The skin cancer’s visible size and shape are determined. There may be tiny roots that can only be seen with a microscope. If these are not taken out, cancer will come back.

Step 2

The surgeon removes the tumor that can be seen.

Step 3

The surgeon removes a thin layer of skin from the wound and divides it into sections. Each is then dyed a certain color. Marks made on the skin show where the sample came from and its position. The surgeon draws a map to relate points on the tumor with the place where it used to be.

Step 4

The bottom and edges of the piece of cancerous skin are studied under a microscope. Wherever cancer cells still remain, a mark is made on the map. The surgeon removes another thin layer of skin at each mark and repeats these steps.

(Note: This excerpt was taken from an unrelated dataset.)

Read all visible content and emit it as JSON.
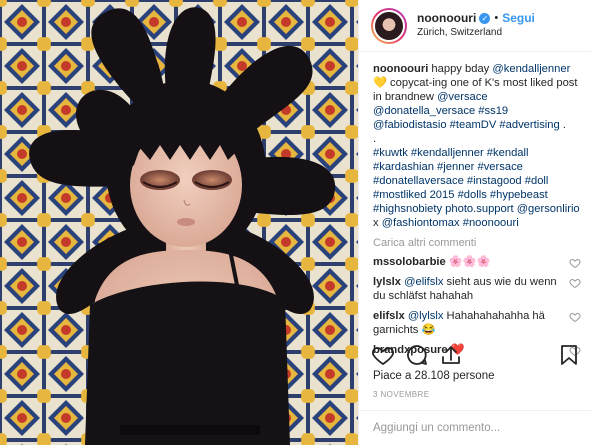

Step 5

When no more cancer cells are found in the wound or at its edges, the surgery is done. As much normal skin as possible is saved by this method. A smaller wound is more likely to heal with a scar that needs little or no repair.


  • Julia Obadiah, M.D.
  • Keleigh Nersasian, PA-C
Fax: 503.691.1144